What to produce:
Restate each record exactly as it was written.

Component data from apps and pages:
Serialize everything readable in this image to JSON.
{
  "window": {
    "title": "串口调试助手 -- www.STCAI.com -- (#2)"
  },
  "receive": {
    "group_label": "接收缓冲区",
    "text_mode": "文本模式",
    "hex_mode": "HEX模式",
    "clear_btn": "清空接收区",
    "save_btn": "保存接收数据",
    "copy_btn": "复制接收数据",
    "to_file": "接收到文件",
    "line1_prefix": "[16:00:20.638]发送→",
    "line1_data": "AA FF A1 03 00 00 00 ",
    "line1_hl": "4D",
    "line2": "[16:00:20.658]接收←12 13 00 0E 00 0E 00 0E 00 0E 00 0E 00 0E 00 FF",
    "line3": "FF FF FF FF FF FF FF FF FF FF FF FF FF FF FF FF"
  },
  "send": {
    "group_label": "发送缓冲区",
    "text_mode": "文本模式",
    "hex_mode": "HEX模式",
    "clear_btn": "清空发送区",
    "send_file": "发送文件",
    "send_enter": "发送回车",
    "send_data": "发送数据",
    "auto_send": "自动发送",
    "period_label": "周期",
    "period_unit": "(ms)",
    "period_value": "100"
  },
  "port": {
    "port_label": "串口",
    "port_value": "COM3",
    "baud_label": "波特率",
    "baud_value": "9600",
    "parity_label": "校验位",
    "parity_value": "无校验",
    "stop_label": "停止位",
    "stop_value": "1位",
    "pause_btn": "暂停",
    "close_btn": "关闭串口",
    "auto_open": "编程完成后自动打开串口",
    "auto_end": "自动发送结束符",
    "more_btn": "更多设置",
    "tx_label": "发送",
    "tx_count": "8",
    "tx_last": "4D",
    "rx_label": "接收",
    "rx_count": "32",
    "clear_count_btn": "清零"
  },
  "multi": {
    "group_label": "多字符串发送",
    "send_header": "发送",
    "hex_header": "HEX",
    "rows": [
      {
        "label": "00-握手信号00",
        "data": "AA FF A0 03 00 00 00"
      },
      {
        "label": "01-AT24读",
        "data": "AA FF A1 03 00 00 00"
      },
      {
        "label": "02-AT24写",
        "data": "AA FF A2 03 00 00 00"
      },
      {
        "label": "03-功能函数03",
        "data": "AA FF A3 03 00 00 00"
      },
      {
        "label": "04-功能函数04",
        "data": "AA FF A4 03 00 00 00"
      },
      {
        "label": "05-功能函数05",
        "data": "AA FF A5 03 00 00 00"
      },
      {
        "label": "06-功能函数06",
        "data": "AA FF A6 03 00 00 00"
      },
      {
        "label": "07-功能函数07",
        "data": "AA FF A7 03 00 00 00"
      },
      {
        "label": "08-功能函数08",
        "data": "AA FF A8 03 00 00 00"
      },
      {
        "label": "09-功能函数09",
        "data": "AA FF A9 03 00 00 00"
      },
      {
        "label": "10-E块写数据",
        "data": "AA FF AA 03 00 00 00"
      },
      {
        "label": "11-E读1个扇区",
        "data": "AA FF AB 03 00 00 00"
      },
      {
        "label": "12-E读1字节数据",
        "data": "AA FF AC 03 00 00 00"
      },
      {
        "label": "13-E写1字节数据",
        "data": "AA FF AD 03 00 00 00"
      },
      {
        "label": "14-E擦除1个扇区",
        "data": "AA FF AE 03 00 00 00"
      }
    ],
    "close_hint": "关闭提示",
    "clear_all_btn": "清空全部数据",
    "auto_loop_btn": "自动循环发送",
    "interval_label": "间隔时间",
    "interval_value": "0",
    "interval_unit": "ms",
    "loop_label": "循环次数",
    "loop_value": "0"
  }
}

Answer section:
Serialize everything readable in this image to JSON.
{
  "window": {
    "title": "串口调试助手 -- www.STCAI.com -- (#2)"
  },
  "receive": {
    "group_label": "接收缓冲区",
    "text_mode": "文本模式",
    "hex_mode": "HEX模式",
    "clear_btn": "清空接收区",
    "save_btn": "保存接收数据",
    "copy_btn": "复制接收数据",
    "to_file": "接收到文件",
    "line1_prefix": "[16:00:20.638]发送→",
    "line1_data": "AA FF A1 03 00 00 00 ",
    "line1_hl": "4D",
    "line2": "[16:00:20.658]接收←12 13 00 0E 00 0E 00 0E 00 0E 00 0E 00 0E 00 FF",
    "line3": "FF FF FF FF FF FF FF FF FF FF FF FF FF FF FF FF"
  },
  "send": {
    "group_label": "发送缓冲区",
    "text_mode": "文本模式",
    "hex_mode": "HEX模式",
    "clear_btn": "清空发送区",
    "send_file": "发送文件",
    "send_enter": "发送回车",
    "send_data": "发送数据",
    "auto_send": "自动发送",
    "period_label": "周期",
    "period_unit": "(ms)",
    "period_value": "100"
  },
  "port": {
    "port_label": "串口",
    "port_value": "COM3",
    "baud_label": "波特率",
    "baud_value": "9600",
    "parity_label": "校验位",
    "parity_value": "无校验",
    "stop_label": "停止位",
    "stop_value": "1位",
    "pause_btn": "暂停",
    "close_btn": "关闭串口",
    "auto_open": "编程完成后自动打开串口",
    "auto_end": "自动发送结束符",
    "more_btn": "更多设置",
    "tx_label": "发送",
    "tx_count": "8",
    "tx_last": "4D",
    "rx_label": "接收",
    "rx_count": "32",
    "clear_count_btn": "清零"
  },
  "multi": {
    "group_label": "多字符串发送",
    "send_header": "发送",
    "hex_header": "HEX",
    "rows": [
      {
        "label": "00-握手信号00",
        "data": "AA FF A0 03 00 00 00"
      },
      {
        "label": "01-AT24读",
        "data": "AA FF A1 03 00 00 00"
      },
      {
        "label": "02-AT24写",
        "data": "AA FF A2 03 00 00 00"
      },
      {
        "label": "03-功能函数03",
        "data": "AA FF A3 03 00 00 00"
      },
      {
        "label": "04-功能函数04",
        "data": "AA FF A4 03 00 00 00"
      },
      {
        "label": "05-功能函数05",
        "data": "AA FF A5 03 00 00 00"
      },
      {
        "label": "06-功能函数06",
        "data": "AA FF A6 03 00 00 00"
      },
      {
        "label": "07-功能函数07",
        "data": "AA FF A7 03 00 00 00"
      },
      {
        "label": "08-功能函数08",
        "data": "AA FF A8 03 00 00 00"
      },
      {
        "label": "09-功能函数09",
        "data": "AA FF A9 03 00 00 00"
      },
      {
        "label": "10-E块写数据",
        "data": "AA FF AA 03 00 00 00"
      },
      {
        "label": "11-E读1个扇区",
        "data": "AA FF AB 03 00 00 00"
      },
      {
        "label": "12-E读1字节数据",
        "data": "AA FF AC 03 00 00 00"
      },
      {
        "label": "13-E写1字节数据",
        "data": "AA FF AD 03 00 00 00"
      },
      {
        "label": "14-E擦除1个扇区",
        "data": "AA FF AE 03 00 00 00"
      }
    ],
    "close_hint": "关闭提示",
    "clear_all_btn": "清空全部数据",
    "auto_loop_btn": "自动循环发送",
    "interval_label": "间隔时间",
    "interval_value": "0",
    "interval_unit": "ms",
    "loop_label": "循环次数",
    "loop_value": "0"
  }
}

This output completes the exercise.